Directions :: Retype each entry below, keeping every character the same.

Data shown ::
************

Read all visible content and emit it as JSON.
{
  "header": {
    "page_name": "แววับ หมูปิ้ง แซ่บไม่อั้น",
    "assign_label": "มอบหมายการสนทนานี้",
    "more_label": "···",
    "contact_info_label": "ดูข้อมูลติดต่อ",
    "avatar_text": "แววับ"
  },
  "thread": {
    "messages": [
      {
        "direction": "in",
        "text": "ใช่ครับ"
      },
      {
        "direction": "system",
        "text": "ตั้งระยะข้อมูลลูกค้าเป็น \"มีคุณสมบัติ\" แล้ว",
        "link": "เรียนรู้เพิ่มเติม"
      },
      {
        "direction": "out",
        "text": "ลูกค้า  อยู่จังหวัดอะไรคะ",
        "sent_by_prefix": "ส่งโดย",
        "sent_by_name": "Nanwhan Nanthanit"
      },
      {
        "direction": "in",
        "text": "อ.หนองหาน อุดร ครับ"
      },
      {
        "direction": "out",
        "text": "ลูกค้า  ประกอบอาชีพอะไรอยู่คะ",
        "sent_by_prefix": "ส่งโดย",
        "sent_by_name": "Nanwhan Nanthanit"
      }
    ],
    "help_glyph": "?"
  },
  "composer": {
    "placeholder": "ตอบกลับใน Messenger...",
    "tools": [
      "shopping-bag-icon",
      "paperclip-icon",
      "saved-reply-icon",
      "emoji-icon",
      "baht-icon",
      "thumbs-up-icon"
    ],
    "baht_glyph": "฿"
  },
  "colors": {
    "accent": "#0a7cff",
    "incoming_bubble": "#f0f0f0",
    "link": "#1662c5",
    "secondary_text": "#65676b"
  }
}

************

Solution to this exercise ::
Read all visible content and emit it as JSON.
{
  "header": {
    "page_name": "แววับ หมูปิ้ง แซ่บไม่อั้น",
    "assign_label": "มอบหมายการสนทนานี้",
    "more_label": "···",
    "contact_info_label": "ดูข้อมูลติดต่อ",
    "avatar_text": "แววับ"
  },
  "thread": {
    "messages": [
      {
        "direction": "in",
        "text": "ใช่ครับ"
      },
      {
        "direction": "system",
        "text": "ตั้งระยะข้อมูลลูกค้าเป็น \"มีคุณสมบัติ\" แล้ว",
        "link": "เรียนรู้เพิ่มเติม"
      },
      {
        "direction": "out",
        "text": "ลูกค้า  อยู่จังหวัดอะไรคะ",
        "sent_by_prefix": "ส่งโดย",
        "sent_by_name": "Nanwhan Nanthanit"
      },
      {
        "direction": "in",
        "text": "อ.หนองหาน อุดร ครับ"
      },
      {
        "direction": "out",
        "text": "ลูกค้า  ประกอบอาชีพอะไรอยู่คะ",
        "sent_by_prefix": "ส่งโดย",
        "sent_by_name": "Nanwhan Nanthanit"
      }
    ],
    "help_glyph": "?"
  },
  "composer": {
    "placeholder": "ตอบกลับใน Messenger...",
    "tools": [
      "shopping-bag-icon",
      "paperclip-icon",
      "saved-reply-icon",
      "emoji-icon",
      "baht-icon",
      "thumbs-up-icon"
    ],
    "baht_glyph": "฿"
  },
  "colors": {
    "accent": "#0a7cff",
    "incoming_bubble": "#f0f0f0",
    "link": "#1662c5",
    "secondary_text": "#65676b"
  }
}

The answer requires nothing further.